* Goal of the exercise: The answer must be every line of the records below that contains the word "What", copied out.

* Data extracts:
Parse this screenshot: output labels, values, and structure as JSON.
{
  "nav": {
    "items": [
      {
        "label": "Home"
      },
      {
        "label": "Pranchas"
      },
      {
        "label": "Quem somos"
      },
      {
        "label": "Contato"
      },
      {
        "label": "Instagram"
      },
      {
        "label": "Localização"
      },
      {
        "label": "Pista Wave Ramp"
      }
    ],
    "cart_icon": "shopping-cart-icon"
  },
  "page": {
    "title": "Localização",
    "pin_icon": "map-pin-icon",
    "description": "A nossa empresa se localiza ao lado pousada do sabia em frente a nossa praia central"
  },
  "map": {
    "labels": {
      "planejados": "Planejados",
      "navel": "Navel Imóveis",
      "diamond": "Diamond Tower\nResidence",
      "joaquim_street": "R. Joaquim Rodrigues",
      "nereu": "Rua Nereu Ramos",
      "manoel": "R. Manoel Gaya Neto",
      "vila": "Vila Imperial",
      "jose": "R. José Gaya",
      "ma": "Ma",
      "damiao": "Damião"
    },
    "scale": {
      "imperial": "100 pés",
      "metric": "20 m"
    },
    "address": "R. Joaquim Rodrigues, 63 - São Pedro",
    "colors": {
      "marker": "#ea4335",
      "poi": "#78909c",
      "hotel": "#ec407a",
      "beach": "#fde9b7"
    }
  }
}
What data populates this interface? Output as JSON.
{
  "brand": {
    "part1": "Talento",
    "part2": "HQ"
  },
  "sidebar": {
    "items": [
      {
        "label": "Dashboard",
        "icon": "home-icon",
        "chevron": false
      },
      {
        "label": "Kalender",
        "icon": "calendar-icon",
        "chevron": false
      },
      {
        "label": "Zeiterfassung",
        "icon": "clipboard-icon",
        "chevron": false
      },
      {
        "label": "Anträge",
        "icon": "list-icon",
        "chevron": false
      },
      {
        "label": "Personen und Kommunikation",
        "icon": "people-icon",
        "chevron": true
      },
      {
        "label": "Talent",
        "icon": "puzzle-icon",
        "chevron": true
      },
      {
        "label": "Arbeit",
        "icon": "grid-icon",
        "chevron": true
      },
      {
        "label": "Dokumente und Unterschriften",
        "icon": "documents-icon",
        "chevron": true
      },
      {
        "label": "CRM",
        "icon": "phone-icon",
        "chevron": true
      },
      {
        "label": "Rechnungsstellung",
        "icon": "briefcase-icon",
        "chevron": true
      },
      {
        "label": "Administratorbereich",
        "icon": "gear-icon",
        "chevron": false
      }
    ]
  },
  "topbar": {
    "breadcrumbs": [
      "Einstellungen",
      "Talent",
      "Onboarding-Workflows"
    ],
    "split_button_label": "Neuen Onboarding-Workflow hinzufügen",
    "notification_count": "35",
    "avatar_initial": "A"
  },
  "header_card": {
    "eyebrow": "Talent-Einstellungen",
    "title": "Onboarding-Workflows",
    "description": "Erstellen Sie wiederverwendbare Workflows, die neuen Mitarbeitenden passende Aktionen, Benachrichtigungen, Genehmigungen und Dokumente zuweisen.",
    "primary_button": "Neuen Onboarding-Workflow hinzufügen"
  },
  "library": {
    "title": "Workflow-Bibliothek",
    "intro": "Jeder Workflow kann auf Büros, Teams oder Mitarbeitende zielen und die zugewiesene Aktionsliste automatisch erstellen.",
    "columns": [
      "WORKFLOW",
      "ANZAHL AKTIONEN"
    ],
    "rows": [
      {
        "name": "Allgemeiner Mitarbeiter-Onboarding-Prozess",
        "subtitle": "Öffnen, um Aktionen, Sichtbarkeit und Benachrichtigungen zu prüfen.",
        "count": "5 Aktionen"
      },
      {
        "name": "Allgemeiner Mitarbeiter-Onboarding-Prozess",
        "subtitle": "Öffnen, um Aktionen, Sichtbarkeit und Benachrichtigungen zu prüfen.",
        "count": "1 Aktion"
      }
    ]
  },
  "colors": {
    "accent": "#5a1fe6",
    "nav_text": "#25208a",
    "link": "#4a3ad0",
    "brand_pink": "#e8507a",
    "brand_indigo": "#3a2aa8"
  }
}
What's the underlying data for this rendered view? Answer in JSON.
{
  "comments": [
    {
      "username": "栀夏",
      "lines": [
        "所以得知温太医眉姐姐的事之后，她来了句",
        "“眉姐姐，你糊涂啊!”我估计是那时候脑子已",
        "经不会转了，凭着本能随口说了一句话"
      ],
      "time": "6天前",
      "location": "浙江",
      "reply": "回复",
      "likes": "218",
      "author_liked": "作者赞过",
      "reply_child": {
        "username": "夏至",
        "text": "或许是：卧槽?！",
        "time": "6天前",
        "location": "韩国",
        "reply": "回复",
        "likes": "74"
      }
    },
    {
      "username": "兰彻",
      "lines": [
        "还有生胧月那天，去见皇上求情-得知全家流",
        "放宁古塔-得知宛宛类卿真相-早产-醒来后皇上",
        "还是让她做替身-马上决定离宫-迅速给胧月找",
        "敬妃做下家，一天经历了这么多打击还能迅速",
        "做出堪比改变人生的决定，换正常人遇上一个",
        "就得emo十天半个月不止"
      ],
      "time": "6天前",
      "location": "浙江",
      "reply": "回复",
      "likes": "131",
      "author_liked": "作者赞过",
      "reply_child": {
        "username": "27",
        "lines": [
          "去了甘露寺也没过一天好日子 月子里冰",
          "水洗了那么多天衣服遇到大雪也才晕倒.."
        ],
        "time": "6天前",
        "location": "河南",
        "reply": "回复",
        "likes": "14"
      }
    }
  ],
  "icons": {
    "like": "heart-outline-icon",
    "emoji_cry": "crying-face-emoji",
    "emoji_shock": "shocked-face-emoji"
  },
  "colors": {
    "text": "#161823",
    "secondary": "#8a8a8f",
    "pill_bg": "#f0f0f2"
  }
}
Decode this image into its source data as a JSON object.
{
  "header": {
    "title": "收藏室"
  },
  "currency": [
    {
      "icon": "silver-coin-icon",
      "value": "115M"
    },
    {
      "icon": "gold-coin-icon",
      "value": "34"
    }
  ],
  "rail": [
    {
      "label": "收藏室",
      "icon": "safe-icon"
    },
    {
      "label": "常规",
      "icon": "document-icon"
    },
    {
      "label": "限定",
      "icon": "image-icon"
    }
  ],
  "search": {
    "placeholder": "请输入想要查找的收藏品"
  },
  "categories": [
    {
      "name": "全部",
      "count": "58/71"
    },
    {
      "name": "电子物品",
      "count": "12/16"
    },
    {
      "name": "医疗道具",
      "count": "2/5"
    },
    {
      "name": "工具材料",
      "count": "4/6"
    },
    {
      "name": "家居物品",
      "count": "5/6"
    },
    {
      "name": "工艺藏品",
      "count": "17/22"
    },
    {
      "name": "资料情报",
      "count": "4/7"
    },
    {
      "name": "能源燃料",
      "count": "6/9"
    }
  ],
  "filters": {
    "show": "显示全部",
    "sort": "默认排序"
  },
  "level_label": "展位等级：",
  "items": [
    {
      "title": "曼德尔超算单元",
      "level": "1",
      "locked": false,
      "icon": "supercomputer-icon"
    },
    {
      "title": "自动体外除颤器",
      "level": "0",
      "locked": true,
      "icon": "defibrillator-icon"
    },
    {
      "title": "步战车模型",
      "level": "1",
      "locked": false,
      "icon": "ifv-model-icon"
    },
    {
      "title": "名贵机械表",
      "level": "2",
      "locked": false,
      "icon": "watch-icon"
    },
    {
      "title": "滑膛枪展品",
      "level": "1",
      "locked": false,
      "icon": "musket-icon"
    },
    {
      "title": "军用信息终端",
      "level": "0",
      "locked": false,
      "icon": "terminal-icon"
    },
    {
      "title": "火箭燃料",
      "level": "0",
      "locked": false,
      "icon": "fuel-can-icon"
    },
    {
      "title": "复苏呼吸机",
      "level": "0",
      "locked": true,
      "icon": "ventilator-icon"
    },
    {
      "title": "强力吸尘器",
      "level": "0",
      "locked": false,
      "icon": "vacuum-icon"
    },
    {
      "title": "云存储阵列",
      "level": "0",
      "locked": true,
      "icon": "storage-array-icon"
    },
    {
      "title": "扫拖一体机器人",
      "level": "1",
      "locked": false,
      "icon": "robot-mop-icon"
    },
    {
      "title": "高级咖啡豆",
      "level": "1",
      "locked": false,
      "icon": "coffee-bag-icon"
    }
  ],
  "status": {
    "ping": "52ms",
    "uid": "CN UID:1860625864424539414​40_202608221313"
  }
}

* Exercise result:
What data populates this interface? Output as JSON.
What's the underlying data for this rendered view? Answer in JSON.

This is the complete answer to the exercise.